Alumni Plaza the center of the Dowagiac campus


Leslie King-Friday

Leslie King-Friday was trafficked in Grand Rapids for 20 years beginning at age 15

Leslie King-Friday

Leslie King-Friday's book, When Angels Fight, has been optioned for a movie

LKF #3

Leslie King-Friday founded Sacred Beginnings, Michigan's first survivor-led program

Human Trafficking Survivor Shares Story at SMC

Published on April 28, 2022 - 5 p.m.

Survivor Leslie King-Friday, author of When Angels Fight, brought her human-trafficking message to Southwestern Michigan College April 22.

Beginning at 15, she was trafficked for more than 20 years in Grand Rapids. She opened Sacred Beginnings, offering hope and healing to victims of modern slavery, in 2005.

Her talk was sponsored by the tri-county Southwest Michigan Human Trafficking Task Force started in August 2012, to which SMC Criminal Justice Program Director Don Ricker belongs.
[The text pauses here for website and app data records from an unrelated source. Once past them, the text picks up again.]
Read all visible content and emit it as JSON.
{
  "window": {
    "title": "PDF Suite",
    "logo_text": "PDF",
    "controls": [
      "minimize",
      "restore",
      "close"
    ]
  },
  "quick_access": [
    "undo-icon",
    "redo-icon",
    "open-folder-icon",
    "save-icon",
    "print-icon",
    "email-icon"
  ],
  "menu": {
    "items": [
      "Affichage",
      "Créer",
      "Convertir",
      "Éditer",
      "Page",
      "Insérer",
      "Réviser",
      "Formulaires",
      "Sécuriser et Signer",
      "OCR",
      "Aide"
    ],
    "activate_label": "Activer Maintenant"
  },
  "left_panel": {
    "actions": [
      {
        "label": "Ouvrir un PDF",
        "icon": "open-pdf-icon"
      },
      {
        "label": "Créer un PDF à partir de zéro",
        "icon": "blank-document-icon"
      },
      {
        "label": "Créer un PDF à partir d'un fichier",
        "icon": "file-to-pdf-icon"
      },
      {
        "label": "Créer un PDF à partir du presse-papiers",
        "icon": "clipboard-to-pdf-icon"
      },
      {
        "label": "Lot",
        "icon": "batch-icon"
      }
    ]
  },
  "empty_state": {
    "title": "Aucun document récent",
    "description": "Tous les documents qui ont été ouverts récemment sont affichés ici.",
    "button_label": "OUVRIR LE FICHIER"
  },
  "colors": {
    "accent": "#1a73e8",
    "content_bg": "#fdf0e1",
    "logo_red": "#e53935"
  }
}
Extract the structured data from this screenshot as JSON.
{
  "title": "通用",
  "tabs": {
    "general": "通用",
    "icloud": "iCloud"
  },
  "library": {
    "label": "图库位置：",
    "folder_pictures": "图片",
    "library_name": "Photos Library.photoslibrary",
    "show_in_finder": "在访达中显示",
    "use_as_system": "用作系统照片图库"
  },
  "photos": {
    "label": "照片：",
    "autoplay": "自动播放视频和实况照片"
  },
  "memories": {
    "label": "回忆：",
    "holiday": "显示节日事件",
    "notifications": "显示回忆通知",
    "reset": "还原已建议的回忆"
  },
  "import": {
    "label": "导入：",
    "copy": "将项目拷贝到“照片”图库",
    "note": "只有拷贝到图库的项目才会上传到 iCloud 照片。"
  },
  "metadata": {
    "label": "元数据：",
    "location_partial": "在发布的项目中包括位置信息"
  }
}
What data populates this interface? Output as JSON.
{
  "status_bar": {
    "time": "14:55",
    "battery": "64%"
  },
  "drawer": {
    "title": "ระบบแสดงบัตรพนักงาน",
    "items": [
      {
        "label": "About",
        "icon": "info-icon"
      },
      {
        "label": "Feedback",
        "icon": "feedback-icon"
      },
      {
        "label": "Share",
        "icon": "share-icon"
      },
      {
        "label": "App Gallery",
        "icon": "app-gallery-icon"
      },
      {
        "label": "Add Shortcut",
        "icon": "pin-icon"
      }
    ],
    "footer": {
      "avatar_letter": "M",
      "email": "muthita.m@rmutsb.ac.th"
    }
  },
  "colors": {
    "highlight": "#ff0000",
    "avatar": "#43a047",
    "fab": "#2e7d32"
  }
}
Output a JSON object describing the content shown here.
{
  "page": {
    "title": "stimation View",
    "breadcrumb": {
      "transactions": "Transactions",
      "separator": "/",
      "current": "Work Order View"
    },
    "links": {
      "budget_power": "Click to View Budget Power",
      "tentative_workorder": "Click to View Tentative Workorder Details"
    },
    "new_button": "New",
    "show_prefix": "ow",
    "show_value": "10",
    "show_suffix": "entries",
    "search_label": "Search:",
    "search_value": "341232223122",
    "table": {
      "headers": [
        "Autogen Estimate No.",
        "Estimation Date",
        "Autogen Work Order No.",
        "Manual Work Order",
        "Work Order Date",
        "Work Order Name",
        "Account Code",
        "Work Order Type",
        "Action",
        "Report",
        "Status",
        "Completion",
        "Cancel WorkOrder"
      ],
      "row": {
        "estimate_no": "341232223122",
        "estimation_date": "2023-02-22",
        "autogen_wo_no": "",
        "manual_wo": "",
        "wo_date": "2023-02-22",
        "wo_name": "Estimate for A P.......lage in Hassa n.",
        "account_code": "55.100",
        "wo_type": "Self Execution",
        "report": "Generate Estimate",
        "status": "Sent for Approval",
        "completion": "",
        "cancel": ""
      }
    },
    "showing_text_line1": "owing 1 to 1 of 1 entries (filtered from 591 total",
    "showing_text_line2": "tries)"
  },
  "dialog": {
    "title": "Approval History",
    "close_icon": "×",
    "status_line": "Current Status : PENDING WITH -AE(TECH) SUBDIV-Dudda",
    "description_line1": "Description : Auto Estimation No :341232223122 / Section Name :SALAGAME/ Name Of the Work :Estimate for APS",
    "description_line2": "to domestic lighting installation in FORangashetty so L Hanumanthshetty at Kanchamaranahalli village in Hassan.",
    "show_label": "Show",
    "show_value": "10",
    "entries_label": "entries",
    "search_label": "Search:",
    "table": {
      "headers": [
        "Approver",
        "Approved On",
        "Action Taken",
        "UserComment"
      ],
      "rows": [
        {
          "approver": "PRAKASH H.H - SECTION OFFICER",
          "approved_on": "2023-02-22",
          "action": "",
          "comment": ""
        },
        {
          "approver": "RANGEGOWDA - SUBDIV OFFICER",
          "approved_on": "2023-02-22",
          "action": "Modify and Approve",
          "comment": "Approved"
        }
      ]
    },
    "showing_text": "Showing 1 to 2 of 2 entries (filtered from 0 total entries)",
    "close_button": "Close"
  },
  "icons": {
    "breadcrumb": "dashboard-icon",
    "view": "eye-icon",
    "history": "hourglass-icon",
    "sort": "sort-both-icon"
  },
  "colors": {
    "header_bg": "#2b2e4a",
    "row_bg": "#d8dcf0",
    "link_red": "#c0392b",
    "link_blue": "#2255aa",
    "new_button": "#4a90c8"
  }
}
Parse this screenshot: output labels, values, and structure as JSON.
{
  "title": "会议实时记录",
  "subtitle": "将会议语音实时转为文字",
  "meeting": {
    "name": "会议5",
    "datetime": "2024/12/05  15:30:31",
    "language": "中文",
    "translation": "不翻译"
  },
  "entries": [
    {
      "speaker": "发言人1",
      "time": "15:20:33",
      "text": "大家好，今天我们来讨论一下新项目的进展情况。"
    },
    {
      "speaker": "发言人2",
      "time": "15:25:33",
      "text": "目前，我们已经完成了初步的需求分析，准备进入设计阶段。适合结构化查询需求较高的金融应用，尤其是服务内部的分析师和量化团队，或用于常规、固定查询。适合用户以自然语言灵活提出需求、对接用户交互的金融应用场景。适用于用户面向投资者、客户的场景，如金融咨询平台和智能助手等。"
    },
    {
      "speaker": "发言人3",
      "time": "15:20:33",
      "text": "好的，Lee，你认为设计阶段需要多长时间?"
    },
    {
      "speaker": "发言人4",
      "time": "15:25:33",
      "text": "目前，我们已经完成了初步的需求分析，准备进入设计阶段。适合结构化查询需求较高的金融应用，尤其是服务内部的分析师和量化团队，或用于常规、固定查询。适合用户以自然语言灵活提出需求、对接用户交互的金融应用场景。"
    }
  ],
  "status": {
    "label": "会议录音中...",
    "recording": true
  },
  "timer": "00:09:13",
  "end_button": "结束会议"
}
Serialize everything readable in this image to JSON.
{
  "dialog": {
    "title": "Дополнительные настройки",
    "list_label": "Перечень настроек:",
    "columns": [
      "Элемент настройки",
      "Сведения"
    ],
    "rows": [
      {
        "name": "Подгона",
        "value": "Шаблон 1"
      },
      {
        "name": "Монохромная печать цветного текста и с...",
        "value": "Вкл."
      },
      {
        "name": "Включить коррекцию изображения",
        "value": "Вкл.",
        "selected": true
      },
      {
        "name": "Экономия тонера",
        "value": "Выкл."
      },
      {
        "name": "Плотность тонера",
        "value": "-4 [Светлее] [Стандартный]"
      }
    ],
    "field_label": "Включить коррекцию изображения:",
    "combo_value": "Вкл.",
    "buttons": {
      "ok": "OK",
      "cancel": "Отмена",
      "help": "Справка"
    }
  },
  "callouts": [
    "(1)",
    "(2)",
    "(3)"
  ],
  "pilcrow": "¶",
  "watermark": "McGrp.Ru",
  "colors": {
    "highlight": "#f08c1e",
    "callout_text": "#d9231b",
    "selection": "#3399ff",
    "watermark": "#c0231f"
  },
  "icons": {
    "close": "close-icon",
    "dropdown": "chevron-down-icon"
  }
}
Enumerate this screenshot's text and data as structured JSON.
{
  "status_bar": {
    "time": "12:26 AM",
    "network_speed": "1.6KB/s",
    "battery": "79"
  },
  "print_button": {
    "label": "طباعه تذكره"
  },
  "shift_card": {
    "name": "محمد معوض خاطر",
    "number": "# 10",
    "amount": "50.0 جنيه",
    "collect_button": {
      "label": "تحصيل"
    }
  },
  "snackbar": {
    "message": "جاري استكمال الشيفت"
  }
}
The task force has more than 65 members in Cass, Berrien and Van Buren counties. A collaboration of law enforcement, non-governmental and faith-based organizations and concerned citizens, it joined the Michigan Abolitionist Project, a 501c3 tax-exempt organization in Utica, in August 2020.

Human trafficking is when one person controls and exploits another for financial gain. It occurs everywhere, often in plain sight.

King-Friday, accompanied by her husband, was nominated for Grand Rapids Woman of the Year in 2005, 2008 YWCA Advocate of the Year, 2011 Rising Hero Award, 2014 “50 Most Influential Women in West Michigan,” 2018 Michigan Liberator Award, 2019 Grand Rapids Negro Business and Professional Women’s Club Certificate of Achievement and, in 2021, African American Leadership and Better Business Bureau Trust awards. She was introduced as a “miracle and a hero all wrapped up in one phenomenal woman.”

“As you can see by my complexion, I’m biracial — Black, white, Indian and Puerto Rican,” she said. “When I went to school, African American kids didn’t want to play with me because I was light-skinned and my hair was blonde. Caucasians didn’t want to play with me, either, because my hair wasn’t straight enough. Where did I fit?”

She described her father as a “chronic alcoholic” who beat her workaholic mother. “I can still hear her screams like it was yesterday. She worked several jobs to take care of me, the oldest, my brother and my sister. I wasn’t ‘Daddy’s little girl,’ I tried to run away from him. I was never told ‘I love you,’ nor did I ever receive a hug. I was angry because I was different and called names at school. I couldn’t tell you what childhood is because I was an adult at a very early age, raising my brother and sister.”

She liked playing with a dollhouse in the attic “because my dolls weren’t cruel and I could talk to them,” at least until an older cousin came to live with them. He played dolls, bought candy and provided human contact the 8-year-old girl craved, though in hindsight “he did that to gain my trust” because he started molesting her, warning “if you say anything, your father’s going to kill your mother.”

When her father realized what was going on, he did not kill his wife, but cast aside his crutches. “I thought he was crippled, but he took those stairs three at a time,” King-Friday said. “I heard arguing and a gunshot. My cousin ran downstairs. I didn’t see him until umpteen years later at my father’s funeral. Why wasn’t my family like the Brady Bunch or the Partridge Family? I didn’t like my Mrs. Beasley doll anymore.

“I looked at the world through an angry, fiery lens” and started running away from home until police put her in juvenile detention. “People I trusted to love and care for me didn’t. I still struggle with trust to this day.”

A seemingly kind stranger invited her to lunch when he happened upon her crying. During casual conversation he peppered her with questions that elicited considerable personal information. He flattered her as they continued to meet, buying her clothes and promising no one would ever hurt her again, but things changed when she was forced to join the pimp’s “stable” and awoke to find a strange man on top of her, her “boyfriend” watching.

On July 4, 2000, she consumed a lethal amount of drugs and alcohol. She felt herself dying and screamed for God to help. She felt a powerful “hug” and has been doing God’s work ever since. She stayed with nuns at Rose Haven, a shelter for the prostituted run by the Dominican Sisters of the Good Shepherd Ministry. After a year, she became the first client to join its staff. She also worked as a home health aide for AngelCare Home Health.

After three years, she landed a fulltime job for five years with the Grand Rapids Police Department, helping prostituted women turn their lives around.

In 2005, with the help of a kind real estate agent, she bought a four-bedroom house she could share with other women. “Sacred Beginnings was the first survivor-led program in Michigan,” with two safe houses and a waiting list.